**What you have to do**
Print all the data that follows exactly, images excluded.

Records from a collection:
------

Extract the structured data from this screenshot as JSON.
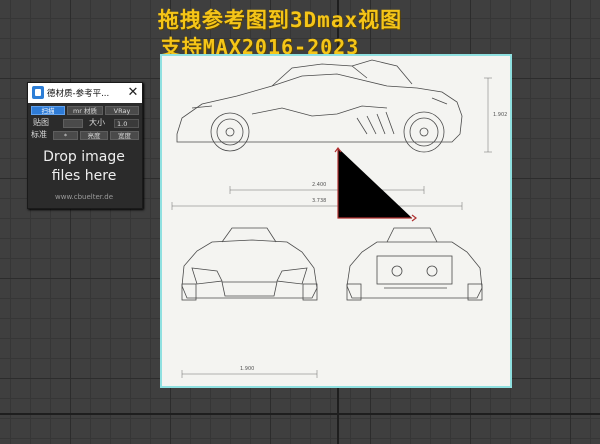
{
  "title": {
    "line1": "拖拽参考图到3Dmax视图",
    "line2": "支持MAX2016-2023"
  },
  "panel": {
    "window_title": "德材质-参考平...",
    "close_glyph": "✕",
    "renderers": [
      "扫描",
      "mr 材质",
      "VRay"
    ],
    "label_a": "贴图",
    "size_label": "大小",
    "size_value": "1.0",
    "mode_buttons": [
      "标准",
      "*",
      "亮度",
      "宽度"
    ],
    "mode_label": "标准",
    "drop_text": "Drop image files here",
    "drop_line1": "Drop image",
    "drop_line2": "files here",
    "credit": "www.cbuelter.de"
  },
  "drawing": {
    "dims": [
      "2.400",
      "3.738",
      "1.900",
      "1.902"
    ]
  },
  "colors": {
    "title": "#f5c518",
    "active_button": "#2e7bd6",
    "frame_border": "#8fe0e0",
    "gizmo": "#b03030"
  }
}
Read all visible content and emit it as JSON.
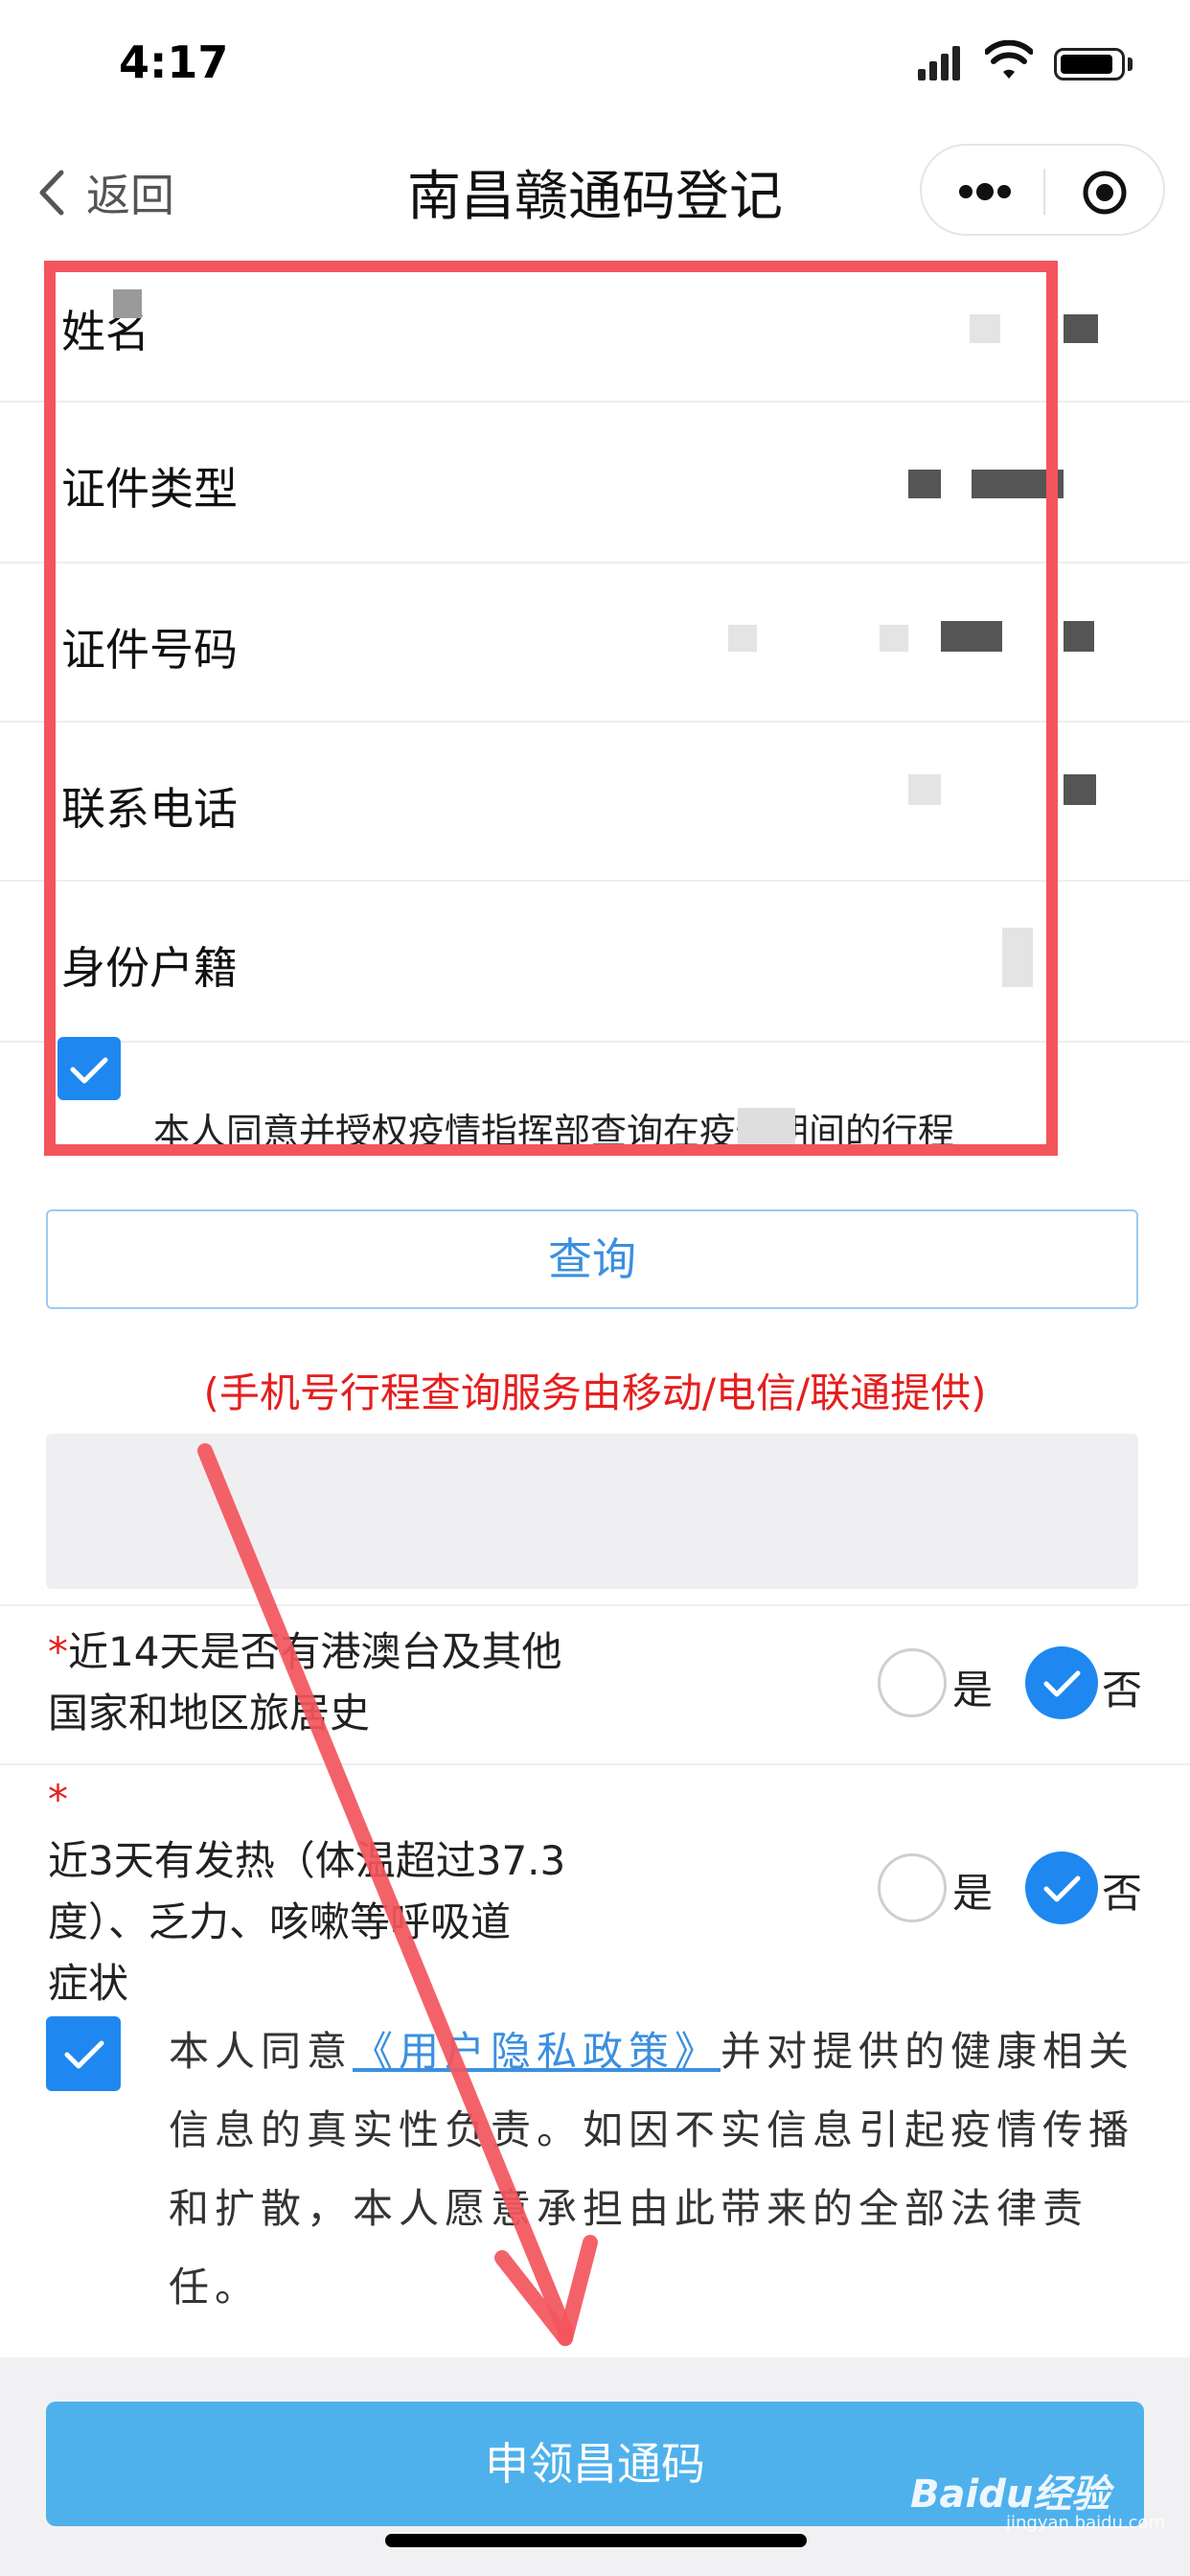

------

**Answer to this exercise**
Extract the structured data from this screenshot as JSON.
{
  "title": {
    "line1": "拖拽参考图到3Dmax视图",
    "line2": "支持MAX2016-2023"
  },
  "panel": {
    "window_title": "德材质-参考平...",
    "close_glyph": "✕",
    "renderers": [
      "扫描",
      "mr 材质",
      "VRay"
    ],
    "label_a": "贴图",
    "size_label": "大小",
    "size_value": "1.0",
    "mode_buttons": [
      "标准",
      "*",
      "亮度",
      "宽度"
    ],
    "mode_label": "标准",
    "drop_text": "Drop image files here",
    "drop_line1": "Drop image",
    "drop_line2": "files here",
    "credit": "www.cbuelter.de"
  },
  "drawing": {
    "dims": [
      "2.400",
      "3.738",
      "1.900",
      "1.902"
    ]
  },
  "colors": {
    "title": "#f5c518",
    "active_button": "#2e7bd6",
    "frame_border": "#8fe0e0",
    "gizmo": "#b03030"
  }
}
Read all visible content and emit it as JSON.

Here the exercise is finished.